* _TASK DIRECTIONS_
Would you please copy each line below that includes the string "jquery"?

* _DATA FOR PROCESSING_

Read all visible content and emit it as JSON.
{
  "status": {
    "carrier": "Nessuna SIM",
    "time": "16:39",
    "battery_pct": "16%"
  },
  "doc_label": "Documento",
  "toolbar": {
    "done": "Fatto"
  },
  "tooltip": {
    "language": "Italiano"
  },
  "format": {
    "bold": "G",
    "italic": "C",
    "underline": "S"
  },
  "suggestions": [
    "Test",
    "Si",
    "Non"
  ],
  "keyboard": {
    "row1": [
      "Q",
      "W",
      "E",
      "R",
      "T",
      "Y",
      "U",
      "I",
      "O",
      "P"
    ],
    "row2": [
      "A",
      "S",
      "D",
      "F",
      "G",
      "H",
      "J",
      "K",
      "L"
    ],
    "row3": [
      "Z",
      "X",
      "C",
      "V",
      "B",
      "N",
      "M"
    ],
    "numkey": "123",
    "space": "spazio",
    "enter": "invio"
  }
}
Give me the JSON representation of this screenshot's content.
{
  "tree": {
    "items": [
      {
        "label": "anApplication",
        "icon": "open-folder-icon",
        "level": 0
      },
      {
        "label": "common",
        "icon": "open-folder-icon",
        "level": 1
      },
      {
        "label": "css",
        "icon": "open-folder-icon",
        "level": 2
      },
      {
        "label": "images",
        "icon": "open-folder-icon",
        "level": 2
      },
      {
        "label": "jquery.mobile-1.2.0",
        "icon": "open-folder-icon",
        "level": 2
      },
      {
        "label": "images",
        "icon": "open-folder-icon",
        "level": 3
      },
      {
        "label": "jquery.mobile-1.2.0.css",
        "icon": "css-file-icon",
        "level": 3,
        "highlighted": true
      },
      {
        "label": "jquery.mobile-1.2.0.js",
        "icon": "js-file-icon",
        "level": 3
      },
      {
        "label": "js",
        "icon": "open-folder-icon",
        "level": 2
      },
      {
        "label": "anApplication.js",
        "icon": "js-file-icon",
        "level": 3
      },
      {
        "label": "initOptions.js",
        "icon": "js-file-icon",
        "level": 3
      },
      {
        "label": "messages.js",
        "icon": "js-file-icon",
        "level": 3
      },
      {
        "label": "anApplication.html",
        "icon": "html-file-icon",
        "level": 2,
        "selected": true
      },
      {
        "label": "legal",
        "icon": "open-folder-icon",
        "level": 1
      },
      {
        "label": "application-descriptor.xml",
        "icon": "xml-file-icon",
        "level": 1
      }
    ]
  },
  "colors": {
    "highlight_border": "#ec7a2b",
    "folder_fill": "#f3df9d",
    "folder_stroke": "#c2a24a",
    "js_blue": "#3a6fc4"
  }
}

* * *

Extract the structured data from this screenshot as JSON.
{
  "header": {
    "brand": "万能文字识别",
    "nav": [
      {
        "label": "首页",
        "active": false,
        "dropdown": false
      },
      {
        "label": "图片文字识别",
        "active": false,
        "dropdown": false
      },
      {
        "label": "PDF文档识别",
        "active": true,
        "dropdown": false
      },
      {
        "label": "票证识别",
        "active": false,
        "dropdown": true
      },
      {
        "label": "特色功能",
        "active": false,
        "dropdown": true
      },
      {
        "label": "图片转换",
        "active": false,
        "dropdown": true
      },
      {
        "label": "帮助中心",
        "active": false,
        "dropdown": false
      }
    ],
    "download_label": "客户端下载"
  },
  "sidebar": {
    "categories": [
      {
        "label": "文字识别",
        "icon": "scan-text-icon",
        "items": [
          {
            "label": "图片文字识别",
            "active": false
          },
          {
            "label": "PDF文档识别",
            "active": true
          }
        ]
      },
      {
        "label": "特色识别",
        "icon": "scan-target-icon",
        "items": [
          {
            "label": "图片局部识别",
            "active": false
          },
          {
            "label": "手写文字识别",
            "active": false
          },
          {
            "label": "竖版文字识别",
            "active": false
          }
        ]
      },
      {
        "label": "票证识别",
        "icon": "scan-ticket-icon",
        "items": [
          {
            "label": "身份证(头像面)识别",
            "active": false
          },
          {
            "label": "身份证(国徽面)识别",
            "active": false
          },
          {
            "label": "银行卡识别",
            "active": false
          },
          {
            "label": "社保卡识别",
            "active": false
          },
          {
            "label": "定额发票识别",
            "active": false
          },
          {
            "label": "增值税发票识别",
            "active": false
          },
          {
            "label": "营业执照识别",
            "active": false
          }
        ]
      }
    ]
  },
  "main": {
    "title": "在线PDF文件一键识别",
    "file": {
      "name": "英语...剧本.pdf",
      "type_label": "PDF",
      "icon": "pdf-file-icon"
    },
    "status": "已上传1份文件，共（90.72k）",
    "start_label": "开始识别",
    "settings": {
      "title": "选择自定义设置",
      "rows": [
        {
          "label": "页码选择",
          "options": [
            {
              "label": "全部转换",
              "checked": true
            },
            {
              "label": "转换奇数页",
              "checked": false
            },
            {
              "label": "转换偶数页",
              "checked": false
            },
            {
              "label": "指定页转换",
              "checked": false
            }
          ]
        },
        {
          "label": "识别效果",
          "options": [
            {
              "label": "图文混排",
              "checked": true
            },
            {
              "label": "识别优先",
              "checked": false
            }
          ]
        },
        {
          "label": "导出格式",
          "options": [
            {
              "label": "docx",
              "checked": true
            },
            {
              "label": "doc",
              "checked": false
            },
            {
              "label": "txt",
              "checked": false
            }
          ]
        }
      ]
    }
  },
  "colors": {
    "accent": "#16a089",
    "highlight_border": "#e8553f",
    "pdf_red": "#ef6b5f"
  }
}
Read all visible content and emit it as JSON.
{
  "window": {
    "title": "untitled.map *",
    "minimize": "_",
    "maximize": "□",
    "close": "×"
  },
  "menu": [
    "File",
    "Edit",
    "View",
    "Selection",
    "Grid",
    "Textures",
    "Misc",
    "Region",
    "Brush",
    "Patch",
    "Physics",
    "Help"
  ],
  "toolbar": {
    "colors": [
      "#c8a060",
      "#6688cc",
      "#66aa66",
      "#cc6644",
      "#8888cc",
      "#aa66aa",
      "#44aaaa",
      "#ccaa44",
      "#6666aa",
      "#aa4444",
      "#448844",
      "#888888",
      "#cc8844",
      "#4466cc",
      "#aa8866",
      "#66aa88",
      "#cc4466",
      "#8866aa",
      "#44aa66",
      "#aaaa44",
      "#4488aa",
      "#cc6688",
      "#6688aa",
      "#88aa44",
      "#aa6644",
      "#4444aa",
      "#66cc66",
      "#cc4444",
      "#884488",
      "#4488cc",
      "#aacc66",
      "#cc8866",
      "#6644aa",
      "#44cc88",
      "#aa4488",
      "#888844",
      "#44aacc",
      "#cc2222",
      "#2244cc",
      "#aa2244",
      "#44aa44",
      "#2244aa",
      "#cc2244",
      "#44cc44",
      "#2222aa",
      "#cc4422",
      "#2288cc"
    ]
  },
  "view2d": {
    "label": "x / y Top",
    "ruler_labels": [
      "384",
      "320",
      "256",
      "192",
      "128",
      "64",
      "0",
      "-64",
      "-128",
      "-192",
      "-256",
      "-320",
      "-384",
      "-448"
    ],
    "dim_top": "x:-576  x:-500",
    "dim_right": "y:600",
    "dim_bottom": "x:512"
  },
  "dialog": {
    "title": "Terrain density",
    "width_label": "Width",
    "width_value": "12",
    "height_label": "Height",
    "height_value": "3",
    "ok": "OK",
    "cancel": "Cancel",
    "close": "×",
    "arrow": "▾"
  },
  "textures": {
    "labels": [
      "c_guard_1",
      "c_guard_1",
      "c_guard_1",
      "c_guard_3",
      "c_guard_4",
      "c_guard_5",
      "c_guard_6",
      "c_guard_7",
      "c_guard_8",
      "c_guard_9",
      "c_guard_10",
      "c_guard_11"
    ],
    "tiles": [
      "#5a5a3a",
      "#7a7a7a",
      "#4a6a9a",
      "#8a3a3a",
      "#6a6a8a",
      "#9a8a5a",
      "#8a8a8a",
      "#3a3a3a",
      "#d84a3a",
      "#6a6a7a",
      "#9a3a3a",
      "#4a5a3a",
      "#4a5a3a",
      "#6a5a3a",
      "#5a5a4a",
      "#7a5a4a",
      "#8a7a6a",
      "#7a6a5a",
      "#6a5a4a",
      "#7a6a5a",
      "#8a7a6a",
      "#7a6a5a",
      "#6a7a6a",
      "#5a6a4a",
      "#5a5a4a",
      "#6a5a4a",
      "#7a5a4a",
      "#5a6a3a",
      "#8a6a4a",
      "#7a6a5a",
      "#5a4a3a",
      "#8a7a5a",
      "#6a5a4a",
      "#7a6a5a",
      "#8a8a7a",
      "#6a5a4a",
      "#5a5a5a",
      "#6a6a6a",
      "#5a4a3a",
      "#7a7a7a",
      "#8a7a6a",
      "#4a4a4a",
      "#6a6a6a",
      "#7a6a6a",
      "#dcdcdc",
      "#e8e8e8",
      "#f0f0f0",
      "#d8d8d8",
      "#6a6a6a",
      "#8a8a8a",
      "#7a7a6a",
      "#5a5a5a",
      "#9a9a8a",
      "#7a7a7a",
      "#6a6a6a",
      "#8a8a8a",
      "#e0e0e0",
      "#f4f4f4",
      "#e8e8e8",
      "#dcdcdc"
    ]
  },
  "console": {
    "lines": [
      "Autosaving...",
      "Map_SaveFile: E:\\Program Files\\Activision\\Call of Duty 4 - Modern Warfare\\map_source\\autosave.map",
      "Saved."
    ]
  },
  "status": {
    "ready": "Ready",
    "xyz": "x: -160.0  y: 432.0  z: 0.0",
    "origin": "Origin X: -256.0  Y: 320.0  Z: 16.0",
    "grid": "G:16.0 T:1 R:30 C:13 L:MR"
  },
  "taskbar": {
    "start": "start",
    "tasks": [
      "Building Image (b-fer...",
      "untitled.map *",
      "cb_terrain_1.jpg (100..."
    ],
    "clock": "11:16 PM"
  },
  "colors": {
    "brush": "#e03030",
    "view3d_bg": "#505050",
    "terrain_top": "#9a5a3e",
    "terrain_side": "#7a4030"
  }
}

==

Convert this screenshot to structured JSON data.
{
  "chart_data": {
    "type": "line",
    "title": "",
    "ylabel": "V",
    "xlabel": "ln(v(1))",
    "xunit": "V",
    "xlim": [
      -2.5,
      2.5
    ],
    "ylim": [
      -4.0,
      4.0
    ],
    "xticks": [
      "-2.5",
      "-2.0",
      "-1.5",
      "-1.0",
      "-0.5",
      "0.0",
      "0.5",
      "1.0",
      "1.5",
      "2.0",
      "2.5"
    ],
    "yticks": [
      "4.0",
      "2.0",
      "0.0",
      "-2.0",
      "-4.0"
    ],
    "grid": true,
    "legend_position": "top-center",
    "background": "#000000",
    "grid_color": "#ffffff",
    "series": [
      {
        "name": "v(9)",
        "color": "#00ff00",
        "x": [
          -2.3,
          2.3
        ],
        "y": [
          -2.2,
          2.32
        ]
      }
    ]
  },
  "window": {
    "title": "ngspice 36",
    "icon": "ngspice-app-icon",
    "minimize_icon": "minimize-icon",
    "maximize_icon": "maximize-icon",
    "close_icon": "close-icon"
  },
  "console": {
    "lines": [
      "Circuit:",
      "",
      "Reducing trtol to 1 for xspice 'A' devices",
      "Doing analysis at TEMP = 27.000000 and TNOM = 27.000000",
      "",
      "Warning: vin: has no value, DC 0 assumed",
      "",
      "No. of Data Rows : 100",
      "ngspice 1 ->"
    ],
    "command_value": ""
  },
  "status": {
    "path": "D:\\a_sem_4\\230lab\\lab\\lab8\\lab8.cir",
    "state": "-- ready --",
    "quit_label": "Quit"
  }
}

* _OUTPUT_
        "label": "jquery.mobile-1.2.0",
        "label": "jquery.mobile-1.2.0.css",
        "label": "jquery.mobile-1.2.0.js",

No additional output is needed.